[Try it] Collect every line in the records below that contains the word "favicon".

+++ Recorded data +++

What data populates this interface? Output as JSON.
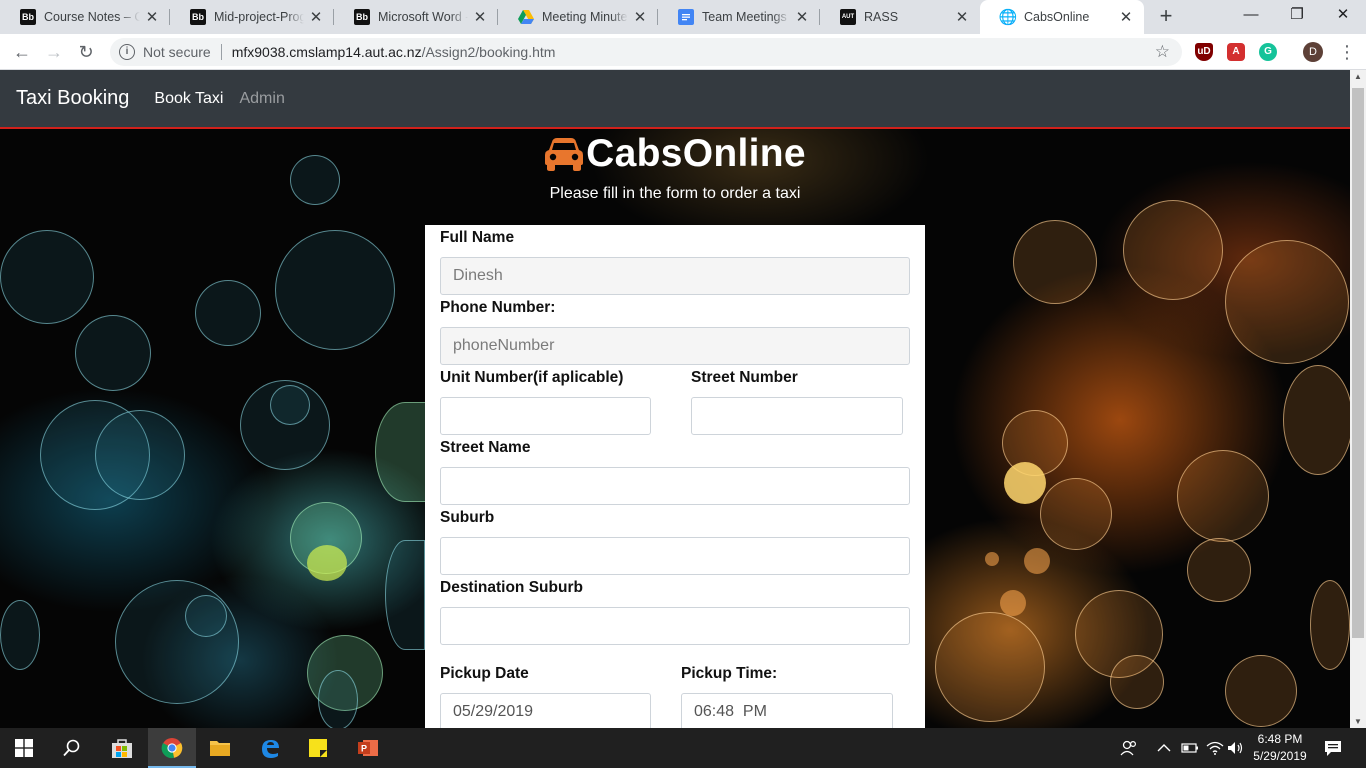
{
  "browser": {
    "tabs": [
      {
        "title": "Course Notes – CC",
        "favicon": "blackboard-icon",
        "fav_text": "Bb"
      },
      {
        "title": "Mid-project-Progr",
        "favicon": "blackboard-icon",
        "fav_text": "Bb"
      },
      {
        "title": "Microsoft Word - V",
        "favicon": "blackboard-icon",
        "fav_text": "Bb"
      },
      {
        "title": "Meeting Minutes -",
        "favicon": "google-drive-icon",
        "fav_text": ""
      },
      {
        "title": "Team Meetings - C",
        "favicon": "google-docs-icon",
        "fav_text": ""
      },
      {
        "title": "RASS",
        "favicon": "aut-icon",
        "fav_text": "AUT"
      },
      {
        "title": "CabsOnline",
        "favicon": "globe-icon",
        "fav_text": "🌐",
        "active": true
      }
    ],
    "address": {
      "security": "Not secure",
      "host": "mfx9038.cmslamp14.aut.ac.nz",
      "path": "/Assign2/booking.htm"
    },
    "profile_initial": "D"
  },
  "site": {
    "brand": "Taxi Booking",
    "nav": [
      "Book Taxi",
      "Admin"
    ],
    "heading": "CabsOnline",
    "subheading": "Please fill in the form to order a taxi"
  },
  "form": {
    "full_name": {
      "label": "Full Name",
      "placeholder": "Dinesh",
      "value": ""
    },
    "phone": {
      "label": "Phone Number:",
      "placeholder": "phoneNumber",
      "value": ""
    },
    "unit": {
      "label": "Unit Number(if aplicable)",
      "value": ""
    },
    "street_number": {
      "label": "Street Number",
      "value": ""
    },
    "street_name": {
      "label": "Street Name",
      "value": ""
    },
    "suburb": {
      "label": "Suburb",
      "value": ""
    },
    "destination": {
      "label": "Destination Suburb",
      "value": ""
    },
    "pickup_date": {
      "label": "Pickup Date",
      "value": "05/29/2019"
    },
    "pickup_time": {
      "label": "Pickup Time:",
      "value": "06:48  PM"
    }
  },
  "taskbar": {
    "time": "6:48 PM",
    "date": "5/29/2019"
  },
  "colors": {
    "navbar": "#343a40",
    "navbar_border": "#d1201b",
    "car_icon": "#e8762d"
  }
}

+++
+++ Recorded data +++

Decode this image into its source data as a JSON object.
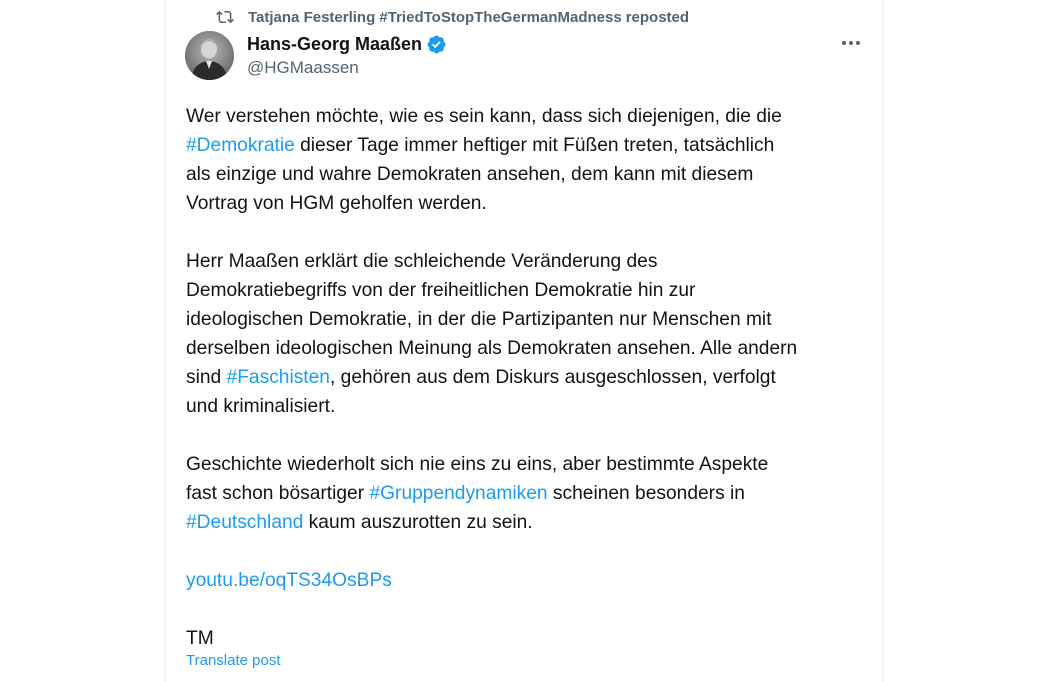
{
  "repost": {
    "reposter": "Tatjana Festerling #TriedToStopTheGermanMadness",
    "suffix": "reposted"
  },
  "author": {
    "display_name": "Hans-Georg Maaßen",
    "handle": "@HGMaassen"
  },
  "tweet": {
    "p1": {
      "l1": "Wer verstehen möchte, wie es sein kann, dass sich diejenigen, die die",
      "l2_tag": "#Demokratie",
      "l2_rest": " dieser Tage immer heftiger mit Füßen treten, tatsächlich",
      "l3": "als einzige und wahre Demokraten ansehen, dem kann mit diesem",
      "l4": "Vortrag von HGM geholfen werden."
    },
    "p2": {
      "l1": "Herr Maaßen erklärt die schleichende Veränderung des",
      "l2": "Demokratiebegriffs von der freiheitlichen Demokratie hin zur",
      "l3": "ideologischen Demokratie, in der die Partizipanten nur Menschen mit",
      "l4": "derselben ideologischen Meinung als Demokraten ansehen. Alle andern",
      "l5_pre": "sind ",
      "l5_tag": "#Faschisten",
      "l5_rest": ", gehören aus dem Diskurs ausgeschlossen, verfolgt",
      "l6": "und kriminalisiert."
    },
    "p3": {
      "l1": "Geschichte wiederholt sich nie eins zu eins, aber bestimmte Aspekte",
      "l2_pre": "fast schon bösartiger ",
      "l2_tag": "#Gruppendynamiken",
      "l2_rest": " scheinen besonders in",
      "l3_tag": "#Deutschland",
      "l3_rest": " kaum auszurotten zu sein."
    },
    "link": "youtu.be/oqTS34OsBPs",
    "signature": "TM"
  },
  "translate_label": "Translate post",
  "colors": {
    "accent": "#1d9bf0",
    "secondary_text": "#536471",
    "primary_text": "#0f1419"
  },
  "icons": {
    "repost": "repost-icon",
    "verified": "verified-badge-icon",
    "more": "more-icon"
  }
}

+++

[Written solution]
        "favicon": "blackboard-icon",
        "favicon": "blackboard-icon",
        "favicon": "blackboard-icon",
        "favicon": "google-drive-icon",
        "favicon": "google-docs-icon",
        "favicon": "aut-icon",
        "favicon": "globe-icon",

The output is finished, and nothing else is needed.